------ Entries provided ------

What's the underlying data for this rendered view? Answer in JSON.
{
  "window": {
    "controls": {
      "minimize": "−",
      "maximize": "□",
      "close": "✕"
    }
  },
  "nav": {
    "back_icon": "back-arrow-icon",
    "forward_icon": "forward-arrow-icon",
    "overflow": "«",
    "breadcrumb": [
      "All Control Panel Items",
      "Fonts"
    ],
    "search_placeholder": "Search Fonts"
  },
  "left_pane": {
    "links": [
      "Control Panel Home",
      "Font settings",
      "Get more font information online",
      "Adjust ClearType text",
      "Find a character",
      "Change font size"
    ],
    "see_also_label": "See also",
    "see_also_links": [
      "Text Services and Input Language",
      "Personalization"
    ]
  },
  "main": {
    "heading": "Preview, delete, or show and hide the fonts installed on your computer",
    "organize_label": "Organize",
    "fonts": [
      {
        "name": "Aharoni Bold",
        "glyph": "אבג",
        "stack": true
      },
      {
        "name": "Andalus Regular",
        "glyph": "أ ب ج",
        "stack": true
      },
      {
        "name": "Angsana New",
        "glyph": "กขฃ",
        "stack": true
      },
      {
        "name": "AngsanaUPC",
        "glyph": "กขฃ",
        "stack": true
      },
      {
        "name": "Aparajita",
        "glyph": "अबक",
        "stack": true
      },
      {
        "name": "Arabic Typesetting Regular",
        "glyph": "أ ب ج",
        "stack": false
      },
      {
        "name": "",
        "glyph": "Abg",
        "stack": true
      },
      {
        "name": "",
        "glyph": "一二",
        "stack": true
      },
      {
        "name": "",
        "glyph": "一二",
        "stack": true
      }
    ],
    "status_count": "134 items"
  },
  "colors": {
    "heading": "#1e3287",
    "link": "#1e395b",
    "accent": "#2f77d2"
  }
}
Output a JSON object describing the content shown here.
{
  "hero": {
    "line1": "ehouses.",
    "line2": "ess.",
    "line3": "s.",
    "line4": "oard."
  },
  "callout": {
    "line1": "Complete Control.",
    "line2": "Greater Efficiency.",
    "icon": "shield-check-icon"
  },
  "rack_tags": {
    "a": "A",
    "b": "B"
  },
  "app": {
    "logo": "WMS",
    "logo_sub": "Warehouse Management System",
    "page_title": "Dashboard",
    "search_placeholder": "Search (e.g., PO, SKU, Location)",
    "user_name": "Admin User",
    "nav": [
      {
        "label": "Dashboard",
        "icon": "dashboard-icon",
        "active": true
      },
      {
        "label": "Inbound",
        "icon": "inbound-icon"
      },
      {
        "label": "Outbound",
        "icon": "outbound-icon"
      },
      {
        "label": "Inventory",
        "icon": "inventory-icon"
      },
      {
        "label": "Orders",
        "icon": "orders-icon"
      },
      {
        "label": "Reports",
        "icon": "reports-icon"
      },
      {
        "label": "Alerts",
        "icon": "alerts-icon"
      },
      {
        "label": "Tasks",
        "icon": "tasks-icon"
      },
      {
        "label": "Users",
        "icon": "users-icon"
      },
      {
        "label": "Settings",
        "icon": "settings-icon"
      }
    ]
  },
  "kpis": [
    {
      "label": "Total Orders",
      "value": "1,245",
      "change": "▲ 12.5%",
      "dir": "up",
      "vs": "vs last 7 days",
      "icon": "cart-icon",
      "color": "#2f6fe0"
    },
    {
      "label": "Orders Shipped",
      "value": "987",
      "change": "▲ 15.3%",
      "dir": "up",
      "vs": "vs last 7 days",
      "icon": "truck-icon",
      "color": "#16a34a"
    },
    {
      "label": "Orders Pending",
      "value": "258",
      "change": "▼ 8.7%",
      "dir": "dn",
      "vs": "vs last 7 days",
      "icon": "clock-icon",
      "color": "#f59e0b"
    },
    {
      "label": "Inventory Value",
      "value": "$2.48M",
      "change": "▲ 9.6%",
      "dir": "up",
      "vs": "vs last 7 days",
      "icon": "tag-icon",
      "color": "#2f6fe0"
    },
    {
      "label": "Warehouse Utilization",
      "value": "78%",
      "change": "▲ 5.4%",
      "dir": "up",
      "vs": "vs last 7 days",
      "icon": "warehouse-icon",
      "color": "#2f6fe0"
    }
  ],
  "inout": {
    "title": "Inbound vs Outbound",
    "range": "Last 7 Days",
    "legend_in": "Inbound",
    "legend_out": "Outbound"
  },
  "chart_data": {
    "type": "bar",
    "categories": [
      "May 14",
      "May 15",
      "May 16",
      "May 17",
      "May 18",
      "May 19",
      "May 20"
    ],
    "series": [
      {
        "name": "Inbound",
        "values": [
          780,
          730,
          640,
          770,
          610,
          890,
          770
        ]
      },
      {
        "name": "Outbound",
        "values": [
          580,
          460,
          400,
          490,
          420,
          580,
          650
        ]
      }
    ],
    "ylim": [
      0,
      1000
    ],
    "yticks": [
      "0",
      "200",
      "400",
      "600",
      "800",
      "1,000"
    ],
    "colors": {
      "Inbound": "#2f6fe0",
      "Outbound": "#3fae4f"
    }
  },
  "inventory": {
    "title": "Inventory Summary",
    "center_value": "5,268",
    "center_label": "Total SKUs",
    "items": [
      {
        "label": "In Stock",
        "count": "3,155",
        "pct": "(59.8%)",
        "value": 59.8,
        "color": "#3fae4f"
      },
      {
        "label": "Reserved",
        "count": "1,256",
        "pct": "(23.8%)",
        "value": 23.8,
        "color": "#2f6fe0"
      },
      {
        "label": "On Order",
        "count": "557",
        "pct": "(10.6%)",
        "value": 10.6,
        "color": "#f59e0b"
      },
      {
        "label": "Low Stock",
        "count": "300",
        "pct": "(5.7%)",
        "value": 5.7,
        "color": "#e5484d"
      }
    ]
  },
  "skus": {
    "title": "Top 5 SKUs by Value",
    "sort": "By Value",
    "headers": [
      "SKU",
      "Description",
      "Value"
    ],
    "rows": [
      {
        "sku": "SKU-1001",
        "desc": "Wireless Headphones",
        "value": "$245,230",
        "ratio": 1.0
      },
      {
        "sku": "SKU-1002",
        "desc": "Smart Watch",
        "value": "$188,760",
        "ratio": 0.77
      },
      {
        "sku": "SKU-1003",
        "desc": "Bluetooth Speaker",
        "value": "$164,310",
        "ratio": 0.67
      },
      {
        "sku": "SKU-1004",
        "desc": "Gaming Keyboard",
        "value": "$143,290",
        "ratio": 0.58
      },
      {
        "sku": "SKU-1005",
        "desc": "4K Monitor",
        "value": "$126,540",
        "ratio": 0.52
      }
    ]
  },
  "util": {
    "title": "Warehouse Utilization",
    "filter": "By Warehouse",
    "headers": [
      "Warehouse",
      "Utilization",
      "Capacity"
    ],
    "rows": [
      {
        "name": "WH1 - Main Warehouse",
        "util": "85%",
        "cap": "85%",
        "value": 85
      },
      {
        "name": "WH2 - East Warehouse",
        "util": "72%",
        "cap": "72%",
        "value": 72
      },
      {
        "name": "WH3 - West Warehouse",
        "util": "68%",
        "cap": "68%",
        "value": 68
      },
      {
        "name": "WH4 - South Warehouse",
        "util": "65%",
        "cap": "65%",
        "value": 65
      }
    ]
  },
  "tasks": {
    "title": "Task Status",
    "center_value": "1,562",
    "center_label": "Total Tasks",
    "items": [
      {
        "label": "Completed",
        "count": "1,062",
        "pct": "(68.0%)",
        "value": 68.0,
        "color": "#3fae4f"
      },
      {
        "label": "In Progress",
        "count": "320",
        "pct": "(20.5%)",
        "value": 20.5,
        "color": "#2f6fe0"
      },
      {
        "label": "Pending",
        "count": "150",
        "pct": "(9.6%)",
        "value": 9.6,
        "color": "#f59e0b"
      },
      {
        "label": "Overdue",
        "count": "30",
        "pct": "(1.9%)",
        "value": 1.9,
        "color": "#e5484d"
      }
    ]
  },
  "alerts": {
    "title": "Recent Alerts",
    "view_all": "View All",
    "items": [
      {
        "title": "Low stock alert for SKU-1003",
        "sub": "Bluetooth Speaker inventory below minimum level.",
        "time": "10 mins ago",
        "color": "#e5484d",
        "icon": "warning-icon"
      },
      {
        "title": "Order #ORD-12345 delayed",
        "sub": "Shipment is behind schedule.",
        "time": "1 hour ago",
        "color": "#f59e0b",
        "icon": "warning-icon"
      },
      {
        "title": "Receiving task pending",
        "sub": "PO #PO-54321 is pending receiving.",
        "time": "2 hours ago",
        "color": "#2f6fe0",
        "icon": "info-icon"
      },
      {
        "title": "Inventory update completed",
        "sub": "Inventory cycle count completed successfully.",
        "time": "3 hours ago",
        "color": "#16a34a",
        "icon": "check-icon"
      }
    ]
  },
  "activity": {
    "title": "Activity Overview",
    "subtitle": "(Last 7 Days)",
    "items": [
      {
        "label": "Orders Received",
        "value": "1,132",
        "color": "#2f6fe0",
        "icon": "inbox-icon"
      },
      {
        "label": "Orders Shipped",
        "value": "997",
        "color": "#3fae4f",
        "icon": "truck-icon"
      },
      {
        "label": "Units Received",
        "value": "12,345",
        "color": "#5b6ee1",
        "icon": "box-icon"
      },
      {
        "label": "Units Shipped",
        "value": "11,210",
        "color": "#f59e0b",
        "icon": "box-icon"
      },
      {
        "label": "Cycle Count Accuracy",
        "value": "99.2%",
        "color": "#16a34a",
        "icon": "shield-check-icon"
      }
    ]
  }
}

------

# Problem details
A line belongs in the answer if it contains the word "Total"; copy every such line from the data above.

# Reply to the exercise
      "label": "Total Orders",
    "center_label": "Total SKUs",
    "center_label": "Total Tasks",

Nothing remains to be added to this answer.